The National Museum of Mexican Art will increase access and build inclusive design and accessibility capacity across the museum for blind or low-vision visitors. Project activities include engaging an accessibility consultant who will conduct a series of 12 staff workshops, convene an inclusive design advisory group and an inclusive design working group, and develop an inclusive design road map for the museum. The project will continue the organization's work to make the museum accessible to all and result in a method that enables blind and low-vision visitors to engage with Mexican art and culture in the museum.
Inspire! Grants for Small Museums, a special initiative of the Museums for America grant program, was designed to reduce the application burden on small museums and help them address priorities identified in their strategic plans. The 77 recipients focus on lifelong learning experiences, institutional capacity building, and collections stewardship and access. Examples include:
The Gold Nugget Museum will conduct staff training and develop museum operational manuals to help the museum rebuild after losing its original location, nearly its entire collection, and all records to California’s 2018 Camp Fire wildfire. Project activities include professional training for museum staff, including workshops, classes, and webinars to build internal institutional capacity. Once the training is complete, staff will create four policy and procedures manuals including a Collections Management Manual, Exhibit Development and Installation Manual, Emergency Plan, and a Visitor Services/Docent Manual. The project will guide the professional operation of the museum and support the development of effective and engaging exhibits and programming for museum visitors.
The Antique Boat Museum will increase staff capacity to digitize two of its collections pertaining to the history of the Matthews Boat Owners Association and the Richardson Boat Owners Association. The Matthews Boat Owners Association collection contains approximately 30,000 documents and the Richardson Boat Owners Association contains approximately 5,000 documents, photographs, and works on paper. Project staff will catalog materials from these collections and make the collections digitally accessible online with a searchable collections database for the benefit of maritime historians and the public.
“The recipients of this year’s Museums for America grants are diverse in size, location, and discipline,” said IMLS Deputy Director Laura Huerta Migus. “However, all 218 of them demonstrate a commitment to service and excellence. I am excited to see the outcomes of their projects.”
The FY 2024 Notices of Funding Opportunity for these three programs will be posted later this month. The anticipated application deadline is November 15, 2023. For more information, please visit the IMLS website.

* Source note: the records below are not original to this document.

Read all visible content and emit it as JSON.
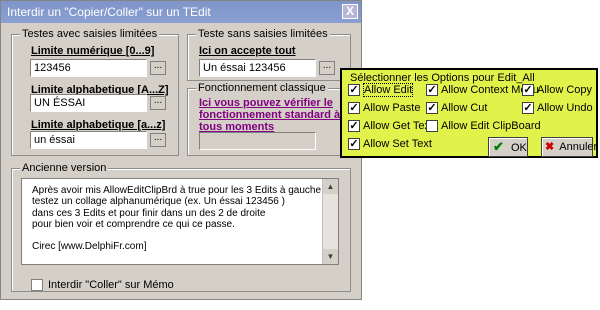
{
  "window": {
    "title": "Interdir un \"Copier/Coller\" sur un TEdit",
    "close_glyph": "X"
  },
  "group_left": {
    "label": "Testes avec saisies limitées",
    "fields": [
      {
        "label": "Limite numérique [0...9]",
        "value": "123456",
        "button": "..."
      },
      {
        "label": "Limite alphabetique [A...Z]",
        "value": "UN ÉSSAI",
        "button": "..."
      },
      {
        "label": "Limite alphabetique [a...z]",
        "value": "un éssai",
        "button": "..."
      }
    ]
  },
  "group_right": {
    "label": "Teste sans saisies limitées",
    "field_label": "Ici on accepte tout",
    "field_value": "Un éssai 123456",
    "button": "..."
  },
  "group_classic": {
    "label": "Fonctionnement classique",
    "link_text": "Ici vous pouvez vérifier le fonctionnement standard à tous moments",
    "field_value": ""
  },
  "group_old": {
    "label": "Ancienne version",
    "memo_lines": [
      "Après avoir mis AllowEditClipBrd à true pour les 3 Edits à gauche",
      "testez un collage alphanumérique (ex. Un éssai 123456 )",
      "dans ces 3 Edits et pour finir dans un des 2 de droite",
      "pour bien voir et comprendre ce qui ce passe.",
      "",
      "Cirec [www.DelphiFr.com]"
    ],
    "checkbox_label": "Interdir \"Coller\" sur Mémo",
    "checkbox_checked": false
  },
  "popup": {
    "title": "Sélectionner les Options pour Edit_All",
    "options": [
      {
        "label": "Allow Edit",
        "checked": true
      },
      {
        "label": "Allow Context Menu",
        "checked": true
      },
      {
        "label": "Allow Copy",
        "checked": true
      },
      {
        "label": "Allow Paste",
        "checked": true
      },
      {
        "label": "Allow Cut",
        "checked": true
      },
      {
        "label": "Allow Undo",
        "checked": true
      },
      {
        "label": "Allow Get Text",
        "checked": true
      },
      {
        "label": "Allow Edit ClipBoard",
        "checked": false
      },
      {
        "label": "Allow Set Text",
        "checked": true
      }
    ],
    "ok_label": "OK",
    "cancel_label": "Annuler",
    "ok_icon": "✔",
    "cancel_icon": "✖"
  },
  "colors": {
    "titlebar": "#8aa0d2",
    "popup_bg": "#e1f34a",
    "link": "#800080",
    "ok_icon": "#008000",
    "cancel_icon": "#cc0000"
  }
}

About the Institute of Museum and Library Services
The Institute of Museum and Library Services is the primary source of federal support for the nation's libraries and museums. We advance, support, and empower America's museums, libraries, and related organizations through grantmaking, research, and policy development. IMLS envisions a nation where individuals and communities have access to museums and libraries to learn from and be inspired by the trusted information, ideas, and stories they contain about our diverse natural and cultural heritage. To learn more, visit www.imls.gov and follow us on Facebook and LinkedIn.